*REQUIREMENT*:
Your response should match the records line for line.

Interface dataset entries

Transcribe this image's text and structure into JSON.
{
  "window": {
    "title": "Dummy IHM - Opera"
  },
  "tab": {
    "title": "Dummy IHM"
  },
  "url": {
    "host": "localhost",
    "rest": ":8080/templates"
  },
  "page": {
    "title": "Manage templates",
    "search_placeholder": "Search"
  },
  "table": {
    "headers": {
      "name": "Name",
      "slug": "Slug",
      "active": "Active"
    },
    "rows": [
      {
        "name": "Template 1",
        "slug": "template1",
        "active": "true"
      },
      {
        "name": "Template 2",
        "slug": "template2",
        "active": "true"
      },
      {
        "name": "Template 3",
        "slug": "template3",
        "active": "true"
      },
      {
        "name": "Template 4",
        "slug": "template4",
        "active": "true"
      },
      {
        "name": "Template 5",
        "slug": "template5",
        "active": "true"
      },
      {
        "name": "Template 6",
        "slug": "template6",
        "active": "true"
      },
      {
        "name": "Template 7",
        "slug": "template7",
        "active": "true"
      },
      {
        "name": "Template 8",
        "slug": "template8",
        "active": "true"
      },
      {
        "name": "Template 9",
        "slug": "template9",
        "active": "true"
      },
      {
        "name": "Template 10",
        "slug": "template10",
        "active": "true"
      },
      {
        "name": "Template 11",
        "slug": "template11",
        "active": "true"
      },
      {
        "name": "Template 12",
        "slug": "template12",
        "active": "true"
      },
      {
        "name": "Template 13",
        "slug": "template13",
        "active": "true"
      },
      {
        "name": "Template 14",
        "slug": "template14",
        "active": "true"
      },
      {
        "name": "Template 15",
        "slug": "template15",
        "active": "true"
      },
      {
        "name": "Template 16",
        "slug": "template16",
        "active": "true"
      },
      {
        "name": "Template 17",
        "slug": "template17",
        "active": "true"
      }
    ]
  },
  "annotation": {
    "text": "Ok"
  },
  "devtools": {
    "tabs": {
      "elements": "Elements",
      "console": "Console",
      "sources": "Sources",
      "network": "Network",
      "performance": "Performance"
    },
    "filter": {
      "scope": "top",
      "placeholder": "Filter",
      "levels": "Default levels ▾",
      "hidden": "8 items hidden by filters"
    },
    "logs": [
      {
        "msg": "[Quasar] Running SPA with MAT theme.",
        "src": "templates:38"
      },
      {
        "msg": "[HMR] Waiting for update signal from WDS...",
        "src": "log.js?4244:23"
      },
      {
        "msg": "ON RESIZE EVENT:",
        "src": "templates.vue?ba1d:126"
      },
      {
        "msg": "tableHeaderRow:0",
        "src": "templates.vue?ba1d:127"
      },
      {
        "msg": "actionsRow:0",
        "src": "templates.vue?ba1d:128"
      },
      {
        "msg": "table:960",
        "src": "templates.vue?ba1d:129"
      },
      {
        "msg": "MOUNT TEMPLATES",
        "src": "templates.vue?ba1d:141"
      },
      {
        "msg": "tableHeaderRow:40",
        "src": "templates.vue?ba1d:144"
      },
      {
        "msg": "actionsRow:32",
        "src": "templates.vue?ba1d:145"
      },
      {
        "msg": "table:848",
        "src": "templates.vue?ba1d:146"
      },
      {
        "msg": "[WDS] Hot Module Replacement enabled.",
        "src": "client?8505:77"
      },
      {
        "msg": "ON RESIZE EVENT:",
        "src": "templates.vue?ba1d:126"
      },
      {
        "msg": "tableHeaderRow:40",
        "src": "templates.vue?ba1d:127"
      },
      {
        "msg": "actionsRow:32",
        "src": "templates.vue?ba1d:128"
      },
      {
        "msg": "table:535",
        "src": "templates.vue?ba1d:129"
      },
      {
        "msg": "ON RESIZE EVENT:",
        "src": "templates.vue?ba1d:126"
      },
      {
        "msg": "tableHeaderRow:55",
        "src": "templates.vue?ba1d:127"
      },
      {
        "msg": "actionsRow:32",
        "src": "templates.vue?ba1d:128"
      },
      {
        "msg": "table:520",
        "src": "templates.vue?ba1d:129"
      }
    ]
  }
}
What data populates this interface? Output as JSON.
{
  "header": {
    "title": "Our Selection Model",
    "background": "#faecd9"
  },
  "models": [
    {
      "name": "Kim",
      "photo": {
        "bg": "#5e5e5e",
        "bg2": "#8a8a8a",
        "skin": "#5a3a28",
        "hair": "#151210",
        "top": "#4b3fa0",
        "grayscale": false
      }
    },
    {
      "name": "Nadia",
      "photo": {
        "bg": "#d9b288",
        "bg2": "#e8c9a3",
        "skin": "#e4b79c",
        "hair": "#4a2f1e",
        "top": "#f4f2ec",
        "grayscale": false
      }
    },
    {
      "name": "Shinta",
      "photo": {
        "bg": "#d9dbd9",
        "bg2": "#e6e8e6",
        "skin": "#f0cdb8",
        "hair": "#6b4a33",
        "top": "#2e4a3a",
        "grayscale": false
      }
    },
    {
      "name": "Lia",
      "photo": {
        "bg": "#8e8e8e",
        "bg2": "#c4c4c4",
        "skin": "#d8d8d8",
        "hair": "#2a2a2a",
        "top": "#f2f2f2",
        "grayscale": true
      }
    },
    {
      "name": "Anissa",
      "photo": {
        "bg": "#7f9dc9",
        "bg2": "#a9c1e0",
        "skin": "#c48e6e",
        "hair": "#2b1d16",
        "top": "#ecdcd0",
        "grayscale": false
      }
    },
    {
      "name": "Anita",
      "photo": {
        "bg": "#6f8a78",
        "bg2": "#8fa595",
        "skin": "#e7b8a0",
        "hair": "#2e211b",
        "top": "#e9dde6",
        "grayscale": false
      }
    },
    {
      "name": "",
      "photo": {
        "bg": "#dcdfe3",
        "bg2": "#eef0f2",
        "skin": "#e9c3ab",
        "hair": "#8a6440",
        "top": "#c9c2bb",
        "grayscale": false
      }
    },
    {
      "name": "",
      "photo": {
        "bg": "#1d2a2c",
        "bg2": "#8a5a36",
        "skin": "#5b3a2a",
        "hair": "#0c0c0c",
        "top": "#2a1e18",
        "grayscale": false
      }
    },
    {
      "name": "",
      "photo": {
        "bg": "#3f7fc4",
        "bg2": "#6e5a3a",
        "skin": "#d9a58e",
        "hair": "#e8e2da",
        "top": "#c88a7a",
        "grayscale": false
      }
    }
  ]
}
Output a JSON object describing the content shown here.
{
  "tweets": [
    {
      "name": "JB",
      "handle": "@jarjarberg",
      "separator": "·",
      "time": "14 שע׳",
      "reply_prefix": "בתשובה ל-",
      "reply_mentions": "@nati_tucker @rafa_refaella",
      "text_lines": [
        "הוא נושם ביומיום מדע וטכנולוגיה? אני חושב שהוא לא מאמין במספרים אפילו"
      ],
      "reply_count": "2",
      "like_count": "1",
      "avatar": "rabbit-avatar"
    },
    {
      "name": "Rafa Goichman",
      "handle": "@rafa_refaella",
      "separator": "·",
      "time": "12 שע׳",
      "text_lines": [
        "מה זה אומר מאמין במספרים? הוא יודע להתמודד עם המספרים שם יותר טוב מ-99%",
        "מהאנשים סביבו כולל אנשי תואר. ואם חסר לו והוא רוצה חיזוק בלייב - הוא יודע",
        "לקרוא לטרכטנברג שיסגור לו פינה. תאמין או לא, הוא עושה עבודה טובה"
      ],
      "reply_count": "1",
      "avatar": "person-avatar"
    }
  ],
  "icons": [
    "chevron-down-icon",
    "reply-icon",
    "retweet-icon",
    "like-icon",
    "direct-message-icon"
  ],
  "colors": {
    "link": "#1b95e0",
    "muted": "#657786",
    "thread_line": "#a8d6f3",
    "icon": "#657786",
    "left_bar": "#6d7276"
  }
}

*EXERCISE RESPONSE*:
Transcribe this image's text and structure into JSON.
{
  "window": {
    "title": "Dummy IHM - Opera"
  },
  "tab": {
    "title": "Dummy IHM"
  },
  "url": {
    "host": "localhost",
    "rest": ":8080/templates"
  },
  "page": {
    "title": "Manage templates",
    "search_placeholder": "Search"
  },
  "table": {
    "headers": {
      "name": "Name",
      "slug": "Slug",
      "active": "Active"
    },
    "rows": [
      {
        "name": "Template 1",
        "slug": "template1",
        "active": "true"
      },
      {
        "name": "Template 2",
        "slug": "template2",
        "active": "true"
      },
      {
        "name": "Template 3",
        "slug": "template3",
        "active": "true"
      },
      {
        "name": "Template 4",
        "slug": "template4",
        "active": "true"
      },
      {
        "name": "Template 5",
        "slug": "template5",
        "active": "true"
      },
      {
        "name": "Template 6",
        "slug": "template6",
        "active": "true"
      },
      {
        "name": "Template 7",
        "slug": "template7",
        "active": "true"
      },
      {
        "name": "Template 8",
        "slug": "template8",
        "active": "true"
      },
      {
        "name": "Template 9",
        "slug": "template9",
        "active": "true"
      },
      {
        "name": "Template 10",
        "slug": "template10",
        "active": "true"
      },
      {
        "name": "Template 11",
        "slug": "template11",
        "active": "true"
      },
      {
        "name": "Template 12",
        "slug": "template12",
        "active": "true"
      },
      {
        "name": "Template 13",
        "slug": "template13",
        "active": "true"
      },
      {
        "name": "Template 14",
        "slug": "template14",
        "active": "true"
      },
      {
        "name": "Template 15",
        "slug": "template15",
        "active": "true"
      },
      {
        "name": "Template 16",
        "slug": "template16",
        "active": "true"
      },
      {
        "name": "Template 17",
        "slug": "template17",
        "active": "true"
      }
    ]
  },
  "annotation": {
    "text": "Ok"
  },
  "devtools": {
    "tabs": {
      "elements": "Elements",
      "console": "Console",
      "sources": "Sources",
      "network": "Network",
      "performance": "Performance"
    },
    "filter": {
      "scope": "top",
      "placeholder": "Filter",
      "levels": "Default levels ▾",
      "hidden": "8 items hidden by filters"
    },
    "logs": [
      {
        "msg": "[Quasar] Running SPA with MAT theme.",
        "src": "templates:38"
      },
      {
        "msg": "[HMR] Waiting for update signal from WDS...",
        "src": "log.js?4244:23"
      },
      {
        "msg": "ON RESIZE EVENT:",
        "src": "templates.vue?ba1d:126"
      },
      {
        "msg": "tableHeaderRow:0",
        "src": "templates.vue?ba1d:127"
      },
      {
        "msg": "actionsRow:0",
        "src": "templates.vue?ba1d:128"
      },
      {
        "msg": "table:960",
        "src": "templates.vue?ba1d:129"
      },
      {
        "msg": "MOUNT TEMPLATES",
        "src": "templates.vue?ba1d:141"
      },
      {
        "msg": "tableHeaderRow:40",
        "src": "templates.vue?ba1d:144"
      },
      {
        "msg": "actionsRow:32",
        "src": "templates.vue?ba1d:145"
      },
      {
        "msg": "table:848",
        "src": "templates.vue?ba1d:146"
      },
      {
        "msg": "[WDS] Hot Module Replacement enabled.",
        "src": "client?8505:77"
      },
      {
        "msg": "ON RESIZE EVENT:",
        "src": "templates.vue?ba1d:126"
      },
      {
        "msg": "tableHeaderRow:40",
        "src": "templates.vue?ba1d:127"
      },
      {
        "msg": "actionsRow:32",
        "src": "templates.vue?ba1d:128"
      },
      {
        "msg": "table:535",
        "src": "templates.vue?ba1d:129"
      },
      {
        "msg": "ON RESIZE EVENT:",
        "src": "templates.vue?ba1d:126"
      },
      {
        "msg": "tableHeaderRow:55",
        "src": "templates.vue?ba1d:127"
      },
      {
        "msg": "actionsRow:32",
        "src": "templates.vue?ba1d:128"
      },
      {
        "msg": "table:520",
        "src": "templates.vue?ba1d:129"
      }
    ]
  }
}
What data populates this interface? Output as JSON.
{
  "header": {
    "title": "Our Selection Model",
    "background": "#faecd9"
  },
  "models": [
    {
      "name": "Kim",
      "photo": {
        "bg": "#5e5e5e",
        "bg2": "#8a8a8a",
        "skin": "#5a3a28",
        "hair": "#151210",
        "top": "#4b3fa0",
        "grayscale": false
      }
    },
    {
      "name": "Nadia",
      "photo": {
        "bg": "#d9b288",
        "bg2": "#e8c9a3",
        "skin": "#e4b79c",
        "hair": "#4a2f1e",
        "top": "#f4f2ec",
        "grayscale": false
      }
    },
    {
      "name": "Shinta",
      "photo": {
        "bg": "#d9dbd9",
        "bg2": "#e6e8e6",
        "skin": "#f0cdb8",
        "hair": "#6b4a33",
        "top": "#2e4a3a",
        "grayscale": false
      }
    },
    {
      "name": "Lia",
      "photo": {
        "bg": "#8e8e8e",
        "bg2": "#c4c4c4",
        "skin": "#d8d8d8",
        "hair": "#2a2a2a",
        "top": "#f2f2f2",
        "grayscale": true
      }
    },
    {
      "name": "Anissa",
      "photo": {
        "bg": "#7f9dc9",
        "bg2": "#a9c1e0",
        "skin": "#c48e6e",
        "hair": "#2b1d16",
        "top": "#ecdcd0",
        "grayscale": false
      }
    },
    {
      "name": "Anita",
      "photo": {
        "bg": "#6f8a78",
        "bg2": "#8fa595",
        "skin": "#e7b8a0",
        "hair": "#2e211b",
        "top": "#e9dde6",
        "grayscale": false
      }
    },
    {
      "name": "",
      "photo": {
        "bg": "#dcdfe3",
        "bg2": "#eef0f2",
        "skin": "#e9c3ab",
        "hair": "#8a6440",
        "top": "#c9c2bb",
        "grayscale": false
      }
    },
    {
      "name": "",
      "photo": {
        "bg": "#1d2a2c",
        "bg2": "#8a5a36",
        "skin": "#5b3a2a",
        "hair": "#0c0c0c",
        "top": "#2a1e18",
        "grayscale": false
      }
    },
    {
      "name": "",
      "photo": {
        "bg": "#3f7fc4",
        "bg2": "#6e5a3a",
        "skin": "#d9a58e",
        "hair": "#e8e2da",
        "top": "#c88a7a",
        "grayscale": false
      }
    }
  ]
}
Output a JSON object describing the content shown here.
{
  "tweets": [
    {
      "name": "JB",
      "handle": "@jarjarberg",
      "separator": "·",
      "time": "14 שע׳",
      "reply_prefix": "בתשובה ל-",
      "reply_mentions": "@nati_tucker @rafa_refaella",
      "text_lines": [
        "הוא נושם ביומיום מדע וטכנולוגיה? אני חושב שהוא לא מאמין במספרים אפילו"
      ],
      "reply_count": "2",
      "like_count": "1",
      "avatar": "rabbit-avatar"
    },
    {
      "name": "Rafa Goichman",
      "handle": "@rafa_refaella",
      "separator": "·",
      "time": "12 שע׳",
      "text_lines": [
        "מה זה אומר מאמין במספרים? הוא יודע להתמודד עם המספרים שם יותר טוב מ-99%",
        "מהאנשים סביבו כולל אנשי תואר. ואם חסר לו והוא רוצה חיזוק בלייב - הוא יודע",
        "לקרוא לטרכטנברג שיסגור לו פינה. תאמין או לא, הוא עושה עבודה טובה"
      ],
      "reply_count": "1",
      "avatar": "person-avatar"
    }
  ],
  "icons": [
    "chevron-down-icon",
    "reply-icon",
    "retweet-icon",
    "like-icon",
    "direct-message-icon"
  ],
  "colors": {
    "link": "#1b95e0",
    "muted": "#657786",
    "thread_line": "#a8d6f3",
    "icon": "#657786",
    "left_bar": "#6d7276"
  }
}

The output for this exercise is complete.